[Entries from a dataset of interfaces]
* * *

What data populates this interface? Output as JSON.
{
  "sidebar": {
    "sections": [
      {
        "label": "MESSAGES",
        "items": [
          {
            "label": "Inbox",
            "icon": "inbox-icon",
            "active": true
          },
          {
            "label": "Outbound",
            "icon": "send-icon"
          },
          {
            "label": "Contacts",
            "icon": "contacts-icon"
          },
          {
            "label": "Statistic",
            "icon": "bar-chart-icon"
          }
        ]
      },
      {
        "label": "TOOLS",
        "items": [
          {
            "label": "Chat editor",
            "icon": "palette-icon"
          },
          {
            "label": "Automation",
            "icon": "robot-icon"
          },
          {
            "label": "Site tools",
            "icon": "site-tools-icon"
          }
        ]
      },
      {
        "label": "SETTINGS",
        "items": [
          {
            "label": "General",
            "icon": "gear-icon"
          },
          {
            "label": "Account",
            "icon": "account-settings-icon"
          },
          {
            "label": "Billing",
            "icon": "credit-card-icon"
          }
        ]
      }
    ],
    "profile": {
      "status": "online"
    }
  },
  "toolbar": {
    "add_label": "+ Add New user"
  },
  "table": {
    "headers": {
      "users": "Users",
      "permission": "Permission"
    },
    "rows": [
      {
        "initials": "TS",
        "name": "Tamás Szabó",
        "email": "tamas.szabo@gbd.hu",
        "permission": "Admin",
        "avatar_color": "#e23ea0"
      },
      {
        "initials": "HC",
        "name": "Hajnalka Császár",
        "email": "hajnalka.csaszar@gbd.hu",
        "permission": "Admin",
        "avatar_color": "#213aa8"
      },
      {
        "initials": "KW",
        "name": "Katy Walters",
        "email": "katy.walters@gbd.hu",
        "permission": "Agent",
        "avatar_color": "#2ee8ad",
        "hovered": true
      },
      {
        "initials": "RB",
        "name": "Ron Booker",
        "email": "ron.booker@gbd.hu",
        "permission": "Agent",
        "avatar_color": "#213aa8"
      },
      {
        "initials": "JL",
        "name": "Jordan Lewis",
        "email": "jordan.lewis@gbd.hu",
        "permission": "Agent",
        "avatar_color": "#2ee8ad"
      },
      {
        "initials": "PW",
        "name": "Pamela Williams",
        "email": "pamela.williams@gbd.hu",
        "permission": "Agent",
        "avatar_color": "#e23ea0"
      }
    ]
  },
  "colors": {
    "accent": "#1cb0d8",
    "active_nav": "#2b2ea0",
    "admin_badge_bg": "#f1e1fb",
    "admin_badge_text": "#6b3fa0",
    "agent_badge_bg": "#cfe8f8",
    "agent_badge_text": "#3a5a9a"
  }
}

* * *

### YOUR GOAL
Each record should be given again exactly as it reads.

### SOLUTION TO THIS TASK
What data populates this interface? Output as JSON.
{
  "sidebar": {
    "sections": [
      {
        "label": "MESSAGES",
        "items": [
          {
            "label": "Inbox",
            "icon": "inbox-icon",
            "active": true
          },
          {
            "label": "Outbound",
            "icon": "send-icon"
          },
          {
            "label": "Contacts",
            "icon": "contacts-icon"
          },
          {
            "label": "Statistic",
            "icon": "bar-chart-icon"
          }
        ]
      },
      {
        "label": "TOOLS",
        "items": [
          {
            "label": "Chat editor",
            "icon": "palette-icon"
          },
          {
            "label": "Automation",
            "icon": "robot-icon"
          },
          {
            "label": "Site tools",
            "icon": "site-tools-icon"
          }
        ]
      },
      {
        "label": "SETTINGS",
        "items": [
          {
            "label": "General",
            "icon": "gear-icon"
          },
          {
            "label": "Account",
            "icon": "account-settings-icon"
          },
          {
            "label": "Billing",
            "icon": "credit-card-icon"
          }
        ]
      }
    ],
    "profile": {
      "status": "online"
    }
  },
  "toolbar": {
    "add_label": "+ Add New user"
  },
  "table": {
    "headers": {
      "users": "Users",
      "permission": "Permission"
    },
    "rows": [
      {
        "initials": "TS",
        "name": "Tamás Szabó",
        "email": "tamas.szabo@gbd.hu",
        "permission": "Admin",
        "avatar_color": "#e23ea0"
      },
      {
        "initials": "HC",
        "name": "Hajnalka Császár",
        "email": "hajnalka.csaszar@gbd.hu",
        "permission": "Admin",
        "avatar_color": "#213aa8"
      },
      {
        "initials": "KW",
        "name": "Katy Walters",
        "email": "katy.walters@gbd.hu",
        "permission": "Agent",
        "avatar_color": "#2ee8ad",
        "hovered": true
      },
      {
        "initials": "RB",
        "name": "Ron Booker",
        "email": "ron.booker@gbd.hu",
        "permission": "Agent",
        "avatar_color": "#213aa8"
      },
      {
        "initials": "JL",
        "name": "Jordan Lewis",
        "email": "jordan.lewis@gbd.hu",
        "permission": "Agent",
        "avatar_color": "#2ee8ad"
      },
      {
        "initials": "PW",
        "name": "Pamela Williams",
        "email": "pamela.williams@gbd.hu",
        "permission": "Agent",
        "avatar_color": "#e23ea0"
      }
    ]
  },
  "colors": {
    "accent": "#1cb0d8",
    "active_nav": "#2b2ea0",
    "admin_badge_bg": "#f1e1fb",
    "admin_badge_text": "#6b3fa0",
    "agent_badge_bg": "#cfe8f8",
    "agent_badge_text": "#3a5a9a"
  }
}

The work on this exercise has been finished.